* WHAT IS NEEDED:
A precise copy of the data is required, with every picture left out.
-*-
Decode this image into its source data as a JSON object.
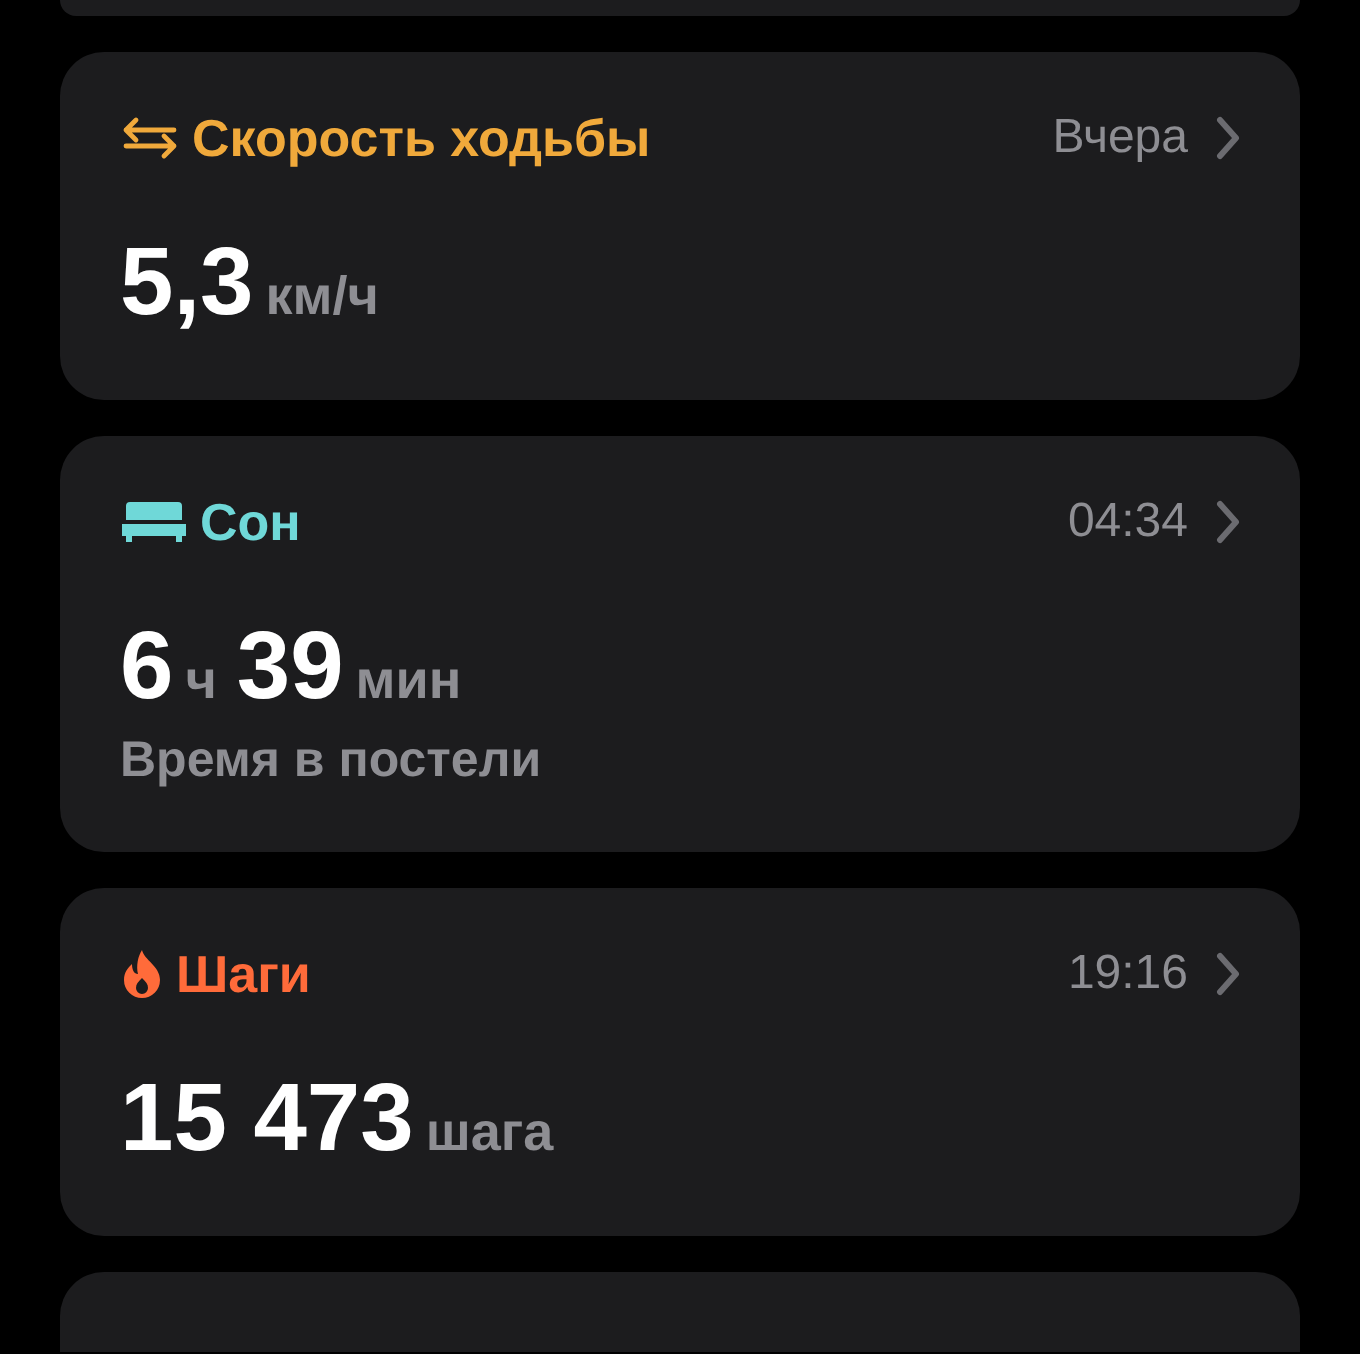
{
  "cards": [
    {
      "kind": "arrows",
      "color": "#f0a93b",
      "title": "Скорость ходьбы",
      "time": "Вчера",
      "value": [
        {
          "kind": "number",
          "text": "5,3"
        },
        {
          "kind": "unit",
          "text": "км/ч"
        }
      ]
    },
    {
      "kind": "bed",
      "color": "#6fd8d8",
      "title": "Сон",
      "time": "04:34",
      "value": [
        {
          "kind": "number",
          "text": "6"
        },
        {
          "kind": "unit",
          "text": "ч"
        },
        {
          "kind": "number",
          "text": "39"
        },
        {
          "kind": "unit",
          "text": "мин"
        }
      ],
      "subtitle": "Время в постели"
    },
    {
      "kind": "flame",
      "color": "#ff6b3a",
      "title": "Шаги",
      "time": "19:16",
      "value": [
        {
          "kind": "number",
          "text": "15 473"
        },
        {
          "kind": "unit",
          "text": "шага"
        }
      ]
    }
  ]
}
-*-
* SOLUTION TO THE PROBLEM:
Decode this image into its source data as a JSON object.
{
  "cards": [
    {
      "kind": "arrows",
      "color": "#f0a93b",
      "title": "Скорость ходьбы",
      "time": "Вчера",
      "value": [
        {
          "kind": "number",
          "text": "5,3"
        },
        {
          "kind": "unit",
          "text": "км/ч"
        }
      ]
    },
    {
      "kind": "bed",
      "color": "#6fd8d8",
      "title": "Сон",
      "time": "04:34",
      "value": [
        {
          "kind": "number",
          "text": "6"
        },
        {
          "kind": "unit",
          "text": "ч"
        },
        {
          "kind": "number",
          "text": "39"
        },
        {
          "kind": "unit",
          "text": "мин"
        }
      ],
      "subtitle": "Время в постели"
    },
    {
      "kind": "flame",
      "color": "#ff6b3a",
      "title": "Шаги",
      "time": "19:16",
      "value": [
        {
          "kind": "number",
          "text": "15 473"
        },
        {
          "kind": "unit",
          "text": "шага"
        }
      ]
    }
  ]
}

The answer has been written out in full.